Peña has also worked hard to transition from running for the approval of others, like coaches, parents and friends, to running for herself. “When I switched to not caring about what those people thought of me and just running for me, I became less anxious and would be more aggressive and smarter before and during races,” she said.

Similar to Margo and Emily, the people have been the most meaningful for Corinna over the years. “The relationships I made with my teammates are the most impactful,” she said. “I am forever grateful for all of them, and I know that we will be in touch long after college is over.” The lessons learned through running can also be applied to life, as Peña described, and she will carry qualities like drive, grit and perseverance with her throughout her life. Corinna will be attending the University of Utah to get her PhD in physics upon graduation next month.

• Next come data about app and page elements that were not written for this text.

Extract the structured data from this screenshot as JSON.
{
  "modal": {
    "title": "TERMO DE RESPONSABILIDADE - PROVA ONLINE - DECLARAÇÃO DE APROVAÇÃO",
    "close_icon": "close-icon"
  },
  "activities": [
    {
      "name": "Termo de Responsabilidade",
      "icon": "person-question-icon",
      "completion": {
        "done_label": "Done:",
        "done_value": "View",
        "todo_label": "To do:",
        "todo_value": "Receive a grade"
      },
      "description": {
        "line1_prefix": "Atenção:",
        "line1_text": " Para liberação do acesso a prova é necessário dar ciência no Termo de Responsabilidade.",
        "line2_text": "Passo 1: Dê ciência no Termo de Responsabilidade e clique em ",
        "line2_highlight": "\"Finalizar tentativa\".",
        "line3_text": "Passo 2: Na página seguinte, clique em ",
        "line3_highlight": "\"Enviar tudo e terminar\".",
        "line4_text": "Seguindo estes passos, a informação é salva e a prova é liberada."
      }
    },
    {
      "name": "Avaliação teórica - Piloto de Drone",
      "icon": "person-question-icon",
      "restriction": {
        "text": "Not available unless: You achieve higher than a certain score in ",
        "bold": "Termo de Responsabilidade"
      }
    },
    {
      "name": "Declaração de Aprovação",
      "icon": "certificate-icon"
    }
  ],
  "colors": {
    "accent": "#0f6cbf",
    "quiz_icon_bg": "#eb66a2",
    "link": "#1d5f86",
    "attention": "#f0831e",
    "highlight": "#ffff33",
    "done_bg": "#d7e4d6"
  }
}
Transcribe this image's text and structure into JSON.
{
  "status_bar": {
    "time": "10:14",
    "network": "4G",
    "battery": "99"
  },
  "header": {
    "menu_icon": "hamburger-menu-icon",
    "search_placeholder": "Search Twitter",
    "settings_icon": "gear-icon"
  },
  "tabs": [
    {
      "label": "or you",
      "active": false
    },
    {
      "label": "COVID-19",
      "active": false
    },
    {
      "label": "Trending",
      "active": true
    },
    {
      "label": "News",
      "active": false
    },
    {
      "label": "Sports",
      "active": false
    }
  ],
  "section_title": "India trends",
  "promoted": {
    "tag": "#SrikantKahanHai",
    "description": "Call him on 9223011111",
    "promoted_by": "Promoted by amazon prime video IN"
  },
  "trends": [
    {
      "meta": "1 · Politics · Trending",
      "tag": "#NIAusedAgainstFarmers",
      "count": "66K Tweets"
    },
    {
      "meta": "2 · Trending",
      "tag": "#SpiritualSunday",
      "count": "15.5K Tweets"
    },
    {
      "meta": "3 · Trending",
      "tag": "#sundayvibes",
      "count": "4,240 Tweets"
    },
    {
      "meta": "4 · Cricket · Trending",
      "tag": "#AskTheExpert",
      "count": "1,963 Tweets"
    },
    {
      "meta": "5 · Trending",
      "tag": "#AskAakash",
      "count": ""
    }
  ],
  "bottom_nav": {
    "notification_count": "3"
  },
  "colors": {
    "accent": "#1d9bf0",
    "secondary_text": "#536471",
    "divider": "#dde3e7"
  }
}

Despite the school year coming to a close and graduation a few weeks away, the track team will still be in action through the middle of May. This week, the team will travel to Azusa, California for the Bryan Clay Invitational from April 13 through April 16. The Mt. SAC relays will also be taking place this week in Walnut, California on Thursday, April 14. These next few weeks of meets will lead up to the Big East Outdoor Championships in Storrs, Connecticut on May 13 and ultimately the NCAA meet later in May. Congratulations to all senior members of the Women’s Track team, and thank you for your contributions to the Butler community.